TO DO — Your reply should be a single number, the count of lines in the records that contain the string "example".

= = = = = = =

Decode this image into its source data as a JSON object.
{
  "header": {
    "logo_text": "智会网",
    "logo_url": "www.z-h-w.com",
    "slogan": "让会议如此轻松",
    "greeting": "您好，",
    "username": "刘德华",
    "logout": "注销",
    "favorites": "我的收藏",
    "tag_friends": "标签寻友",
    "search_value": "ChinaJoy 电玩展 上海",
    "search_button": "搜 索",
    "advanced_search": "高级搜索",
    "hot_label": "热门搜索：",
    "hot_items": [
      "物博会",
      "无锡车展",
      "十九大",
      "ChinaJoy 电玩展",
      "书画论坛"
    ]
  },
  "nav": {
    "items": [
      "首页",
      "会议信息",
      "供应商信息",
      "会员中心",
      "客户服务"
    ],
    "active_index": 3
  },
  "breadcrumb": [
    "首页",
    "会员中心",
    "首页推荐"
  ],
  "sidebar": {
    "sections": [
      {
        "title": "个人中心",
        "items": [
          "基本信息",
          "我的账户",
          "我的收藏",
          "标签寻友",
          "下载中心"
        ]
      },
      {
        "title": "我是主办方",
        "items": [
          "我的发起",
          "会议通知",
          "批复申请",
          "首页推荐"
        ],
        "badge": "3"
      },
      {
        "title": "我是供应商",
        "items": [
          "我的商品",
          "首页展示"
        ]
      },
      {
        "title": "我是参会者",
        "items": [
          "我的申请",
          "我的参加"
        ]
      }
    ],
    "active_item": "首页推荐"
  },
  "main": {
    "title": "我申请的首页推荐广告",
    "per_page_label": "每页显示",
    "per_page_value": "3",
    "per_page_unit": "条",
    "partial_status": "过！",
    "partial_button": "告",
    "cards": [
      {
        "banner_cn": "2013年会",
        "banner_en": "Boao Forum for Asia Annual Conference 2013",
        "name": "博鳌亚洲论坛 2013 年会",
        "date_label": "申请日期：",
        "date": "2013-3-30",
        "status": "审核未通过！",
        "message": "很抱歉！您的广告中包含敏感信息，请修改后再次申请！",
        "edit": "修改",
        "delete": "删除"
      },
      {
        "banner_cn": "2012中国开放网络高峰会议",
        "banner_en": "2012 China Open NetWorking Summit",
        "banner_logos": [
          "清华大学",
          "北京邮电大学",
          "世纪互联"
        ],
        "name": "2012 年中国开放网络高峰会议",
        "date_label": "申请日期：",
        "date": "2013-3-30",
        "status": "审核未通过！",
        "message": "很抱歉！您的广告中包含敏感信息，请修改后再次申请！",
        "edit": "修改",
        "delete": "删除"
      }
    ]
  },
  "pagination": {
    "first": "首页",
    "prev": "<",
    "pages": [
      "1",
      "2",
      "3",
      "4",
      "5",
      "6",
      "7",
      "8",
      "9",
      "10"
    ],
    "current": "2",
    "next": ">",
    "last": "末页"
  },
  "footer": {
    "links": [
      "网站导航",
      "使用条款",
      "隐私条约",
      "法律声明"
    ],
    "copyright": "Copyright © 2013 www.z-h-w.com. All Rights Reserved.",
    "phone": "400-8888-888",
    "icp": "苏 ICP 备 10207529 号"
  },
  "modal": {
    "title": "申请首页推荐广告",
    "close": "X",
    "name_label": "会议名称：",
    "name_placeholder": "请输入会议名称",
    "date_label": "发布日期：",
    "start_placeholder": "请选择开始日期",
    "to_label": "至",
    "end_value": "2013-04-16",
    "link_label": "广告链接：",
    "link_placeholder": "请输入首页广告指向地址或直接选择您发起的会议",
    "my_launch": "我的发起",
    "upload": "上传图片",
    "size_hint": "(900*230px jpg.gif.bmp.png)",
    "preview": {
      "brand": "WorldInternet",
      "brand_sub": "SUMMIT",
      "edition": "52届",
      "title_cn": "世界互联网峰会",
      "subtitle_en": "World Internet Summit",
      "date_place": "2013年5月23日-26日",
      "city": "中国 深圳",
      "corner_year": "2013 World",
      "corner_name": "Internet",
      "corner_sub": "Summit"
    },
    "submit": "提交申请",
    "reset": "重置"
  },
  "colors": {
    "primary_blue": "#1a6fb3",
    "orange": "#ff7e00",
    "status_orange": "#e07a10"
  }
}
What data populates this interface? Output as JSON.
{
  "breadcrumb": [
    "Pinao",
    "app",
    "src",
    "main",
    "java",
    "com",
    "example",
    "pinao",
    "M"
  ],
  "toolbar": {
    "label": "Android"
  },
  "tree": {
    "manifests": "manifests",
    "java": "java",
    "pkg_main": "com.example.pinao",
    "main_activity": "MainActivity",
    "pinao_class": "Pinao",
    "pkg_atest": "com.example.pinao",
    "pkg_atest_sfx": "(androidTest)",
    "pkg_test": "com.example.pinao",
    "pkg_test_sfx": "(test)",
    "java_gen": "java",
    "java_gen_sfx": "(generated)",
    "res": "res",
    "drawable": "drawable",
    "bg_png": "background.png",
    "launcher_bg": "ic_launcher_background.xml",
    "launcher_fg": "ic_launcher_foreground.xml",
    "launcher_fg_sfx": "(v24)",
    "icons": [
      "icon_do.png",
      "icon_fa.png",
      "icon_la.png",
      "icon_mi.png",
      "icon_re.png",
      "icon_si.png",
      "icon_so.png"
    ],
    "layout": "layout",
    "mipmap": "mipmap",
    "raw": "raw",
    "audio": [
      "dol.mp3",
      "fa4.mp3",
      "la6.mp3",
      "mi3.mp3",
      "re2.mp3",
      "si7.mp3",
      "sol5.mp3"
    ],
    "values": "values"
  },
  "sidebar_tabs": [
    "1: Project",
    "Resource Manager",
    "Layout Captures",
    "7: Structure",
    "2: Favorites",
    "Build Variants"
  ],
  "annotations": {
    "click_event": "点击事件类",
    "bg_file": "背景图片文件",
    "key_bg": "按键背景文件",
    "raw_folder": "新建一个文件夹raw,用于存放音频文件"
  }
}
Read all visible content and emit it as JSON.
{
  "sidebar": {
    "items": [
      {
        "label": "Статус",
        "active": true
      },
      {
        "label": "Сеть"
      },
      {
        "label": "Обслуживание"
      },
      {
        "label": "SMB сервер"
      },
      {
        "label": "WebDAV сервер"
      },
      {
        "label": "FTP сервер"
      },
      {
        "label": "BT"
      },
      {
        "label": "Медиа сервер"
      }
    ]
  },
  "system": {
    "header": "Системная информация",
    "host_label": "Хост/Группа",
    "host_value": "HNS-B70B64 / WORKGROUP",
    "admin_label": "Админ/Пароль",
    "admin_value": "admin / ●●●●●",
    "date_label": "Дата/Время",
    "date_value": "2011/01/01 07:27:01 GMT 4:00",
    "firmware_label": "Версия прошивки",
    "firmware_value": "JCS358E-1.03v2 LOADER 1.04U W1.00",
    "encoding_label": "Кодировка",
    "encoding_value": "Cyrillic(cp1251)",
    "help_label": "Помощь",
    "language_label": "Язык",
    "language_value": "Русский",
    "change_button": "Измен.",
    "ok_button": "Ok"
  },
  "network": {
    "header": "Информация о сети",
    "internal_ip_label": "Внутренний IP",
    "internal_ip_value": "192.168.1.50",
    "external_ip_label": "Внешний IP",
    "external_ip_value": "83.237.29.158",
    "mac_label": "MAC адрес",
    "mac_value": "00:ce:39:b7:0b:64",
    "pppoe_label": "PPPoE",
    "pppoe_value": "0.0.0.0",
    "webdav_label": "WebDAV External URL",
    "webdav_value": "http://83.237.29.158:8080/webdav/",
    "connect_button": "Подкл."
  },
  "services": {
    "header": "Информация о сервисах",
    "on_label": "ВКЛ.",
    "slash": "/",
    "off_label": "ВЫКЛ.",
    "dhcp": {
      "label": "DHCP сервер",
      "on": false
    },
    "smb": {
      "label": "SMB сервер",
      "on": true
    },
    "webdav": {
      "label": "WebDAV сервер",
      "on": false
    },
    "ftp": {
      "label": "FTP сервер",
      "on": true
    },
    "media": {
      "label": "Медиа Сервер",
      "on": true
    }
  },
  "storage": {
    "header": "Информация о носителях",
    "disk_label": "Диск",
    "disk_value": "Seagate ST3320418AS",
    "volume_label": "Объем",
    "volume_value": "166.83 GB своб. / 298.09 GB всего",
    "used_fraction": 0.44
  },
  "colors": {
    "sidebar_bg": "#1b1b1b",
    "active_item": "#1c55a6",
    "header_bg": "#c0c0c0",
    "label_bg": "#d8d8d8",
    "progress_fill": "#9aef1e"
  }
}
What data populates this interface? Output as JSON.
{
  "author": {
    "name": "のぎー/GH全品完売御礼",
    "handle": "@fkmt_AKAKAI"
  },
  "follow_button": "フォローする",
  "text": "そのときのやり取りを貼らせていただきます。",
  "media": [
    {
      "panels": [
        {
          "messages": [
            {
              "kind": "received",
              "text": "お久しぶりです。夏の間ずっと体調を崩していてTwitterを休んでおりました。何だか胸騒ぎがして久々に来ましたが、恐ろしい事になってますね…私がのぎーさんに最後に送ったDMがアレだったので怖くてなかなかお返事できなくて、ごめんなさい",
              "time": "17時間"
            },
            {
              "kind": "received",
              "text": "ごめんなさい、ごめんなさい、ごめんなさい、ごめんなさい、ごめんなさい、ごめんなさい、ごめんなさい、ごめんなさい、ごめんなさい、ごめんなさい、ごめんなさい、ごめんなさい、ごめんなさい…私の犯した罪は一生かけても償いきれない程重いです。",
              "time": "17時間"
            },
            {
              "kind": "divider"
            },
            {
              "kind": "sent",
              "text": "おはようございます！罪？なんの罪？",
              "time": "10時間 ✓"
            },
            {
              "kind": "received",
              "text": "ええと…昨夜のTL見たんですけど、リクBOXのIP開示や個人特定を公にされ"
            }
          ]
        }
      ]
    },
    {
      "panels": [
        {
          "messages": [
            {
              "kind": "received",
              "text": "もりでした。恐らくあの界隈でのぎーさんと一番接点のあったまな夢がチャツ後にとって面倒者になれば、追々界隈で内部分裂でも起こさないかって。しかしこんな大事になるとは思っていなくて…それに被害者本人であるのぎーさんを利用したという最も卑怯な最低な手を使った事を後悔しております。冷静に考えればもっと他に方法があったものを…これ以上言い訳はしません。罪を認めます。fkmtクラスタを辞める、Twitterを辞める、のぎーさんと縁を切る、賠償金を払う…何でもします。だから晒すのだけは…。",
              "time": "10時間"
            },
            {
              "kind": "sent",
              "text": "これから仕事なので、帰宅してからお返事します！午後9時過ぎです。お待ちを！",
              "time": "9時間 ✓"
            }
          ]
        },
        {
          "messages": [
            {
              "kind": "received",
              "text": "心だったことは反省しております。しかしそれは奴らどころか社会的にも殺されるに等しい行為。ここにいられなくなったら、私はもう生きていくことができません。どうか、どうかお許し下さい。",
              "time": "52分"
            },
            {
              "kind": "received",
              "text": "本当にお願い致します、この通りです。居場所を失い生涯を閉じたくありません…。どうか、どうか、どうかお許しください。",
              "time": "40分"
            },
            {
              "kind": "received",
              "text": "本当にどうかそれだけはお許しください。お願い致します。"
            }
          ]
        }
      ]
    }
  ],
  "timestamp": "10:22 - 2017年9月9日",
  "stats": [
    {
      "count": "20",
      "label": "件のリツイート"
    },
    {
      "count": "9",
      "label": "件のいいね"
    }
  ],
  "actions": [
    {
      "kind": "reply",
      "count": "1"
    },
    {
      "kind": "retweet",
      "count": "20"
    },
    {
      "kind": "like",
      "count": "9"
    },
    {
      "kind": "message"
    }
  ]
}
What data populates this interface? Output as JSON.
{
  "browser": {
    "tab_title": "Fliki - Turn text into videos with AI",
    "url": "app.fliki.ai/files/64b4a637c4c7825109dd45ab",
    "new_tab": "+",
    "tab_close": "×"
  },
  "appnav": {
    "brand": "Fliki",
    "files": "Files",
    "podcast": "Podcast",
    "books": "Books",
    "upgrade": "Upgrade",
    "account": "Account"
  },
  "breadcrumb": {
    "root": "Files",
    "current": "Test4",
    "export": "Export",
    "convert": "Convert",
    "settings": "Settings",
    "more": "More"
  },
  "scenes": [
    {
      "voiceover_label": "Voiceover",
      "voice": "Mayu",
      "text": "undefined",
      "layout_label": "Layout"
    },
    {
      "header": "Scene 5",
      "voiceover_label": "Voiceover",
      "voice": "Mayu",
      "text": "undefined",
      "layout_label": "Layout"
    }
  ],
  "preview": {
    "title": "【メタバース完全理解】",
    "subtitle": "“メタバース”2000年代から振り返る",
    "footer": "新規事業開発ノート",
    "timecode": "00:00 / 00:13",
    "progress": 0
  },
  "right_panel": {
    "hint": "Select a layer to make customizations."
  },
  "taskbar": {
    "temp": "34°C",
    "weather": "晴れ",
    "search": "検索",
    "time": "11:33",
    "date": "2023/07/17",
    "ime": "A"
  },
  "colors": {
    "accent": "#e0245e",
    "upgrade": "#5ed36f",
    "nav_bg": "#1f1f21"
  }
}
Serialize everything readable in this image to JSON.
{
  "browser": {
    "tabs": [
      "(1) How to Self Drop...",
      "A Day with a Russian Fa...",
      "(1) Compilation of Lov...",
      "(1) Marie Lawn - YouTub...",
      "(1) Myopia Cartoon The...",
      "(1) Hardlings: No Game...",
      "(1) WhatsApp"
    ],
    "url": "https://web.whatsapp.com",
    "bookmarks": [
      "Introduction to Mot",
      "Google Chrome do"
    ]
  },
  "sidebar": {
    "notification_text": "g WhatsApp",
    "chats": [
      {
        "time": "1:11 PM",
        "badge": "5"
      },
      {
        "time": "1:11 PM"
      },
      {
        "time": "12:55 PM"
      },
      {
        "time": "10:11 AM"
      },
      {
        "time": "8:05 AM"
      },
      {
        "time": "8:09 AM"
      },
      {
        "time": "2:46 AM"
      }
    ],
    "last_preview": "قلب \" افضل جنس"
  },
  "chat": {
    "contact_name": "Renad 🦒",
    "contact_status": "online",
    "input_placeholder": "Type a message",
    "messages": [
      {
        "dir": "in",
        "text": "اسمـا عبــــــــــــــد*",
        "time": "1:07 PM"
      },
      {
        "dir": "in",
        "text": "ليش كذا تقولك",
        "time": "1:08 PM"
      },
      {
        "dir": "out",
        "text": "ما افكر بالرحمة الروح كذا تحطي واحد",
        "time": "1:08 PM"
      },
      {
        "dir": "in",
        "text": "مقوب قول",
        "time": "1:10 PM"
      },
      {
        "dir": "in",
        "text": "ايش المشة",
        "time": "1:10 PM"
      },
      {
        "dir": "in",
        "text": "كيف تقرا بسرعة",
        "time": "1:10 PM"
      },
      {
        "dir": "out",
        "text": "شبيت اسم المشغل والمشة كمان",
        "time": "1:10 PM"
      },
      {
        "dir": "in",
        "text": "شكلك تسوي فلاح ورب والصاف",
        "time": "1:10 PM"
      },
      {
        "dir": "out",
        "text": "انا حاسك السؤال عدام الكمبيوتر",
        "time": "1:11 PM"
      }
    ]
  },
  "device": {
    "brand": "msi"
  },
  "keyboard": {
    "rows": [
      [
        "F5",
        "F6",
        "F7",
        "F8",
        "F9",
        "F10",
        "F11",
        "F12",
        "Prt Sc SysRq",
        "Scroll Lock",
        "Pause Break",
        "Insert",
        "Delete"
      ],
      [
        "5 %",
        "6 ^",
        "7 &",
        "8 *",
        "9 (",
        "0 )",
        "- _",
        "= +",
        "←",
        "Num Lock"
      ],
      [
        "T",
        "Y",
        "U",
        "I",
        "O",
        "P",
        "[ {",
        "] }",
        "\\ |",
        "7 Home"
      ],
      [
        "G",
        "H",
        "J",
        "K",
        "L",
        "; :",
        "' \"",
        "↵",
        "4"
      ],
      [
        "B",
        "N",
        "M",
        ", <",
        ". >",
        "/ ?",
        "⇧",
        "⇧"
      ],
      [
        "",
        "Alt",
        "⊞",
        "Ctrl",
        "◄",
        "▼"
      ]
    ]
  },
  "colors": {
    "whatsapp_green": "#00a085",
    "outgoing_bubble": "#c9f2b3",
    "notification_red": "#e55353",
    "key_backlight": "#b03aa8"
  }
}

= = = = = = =

SOLVED EXERCISE — 4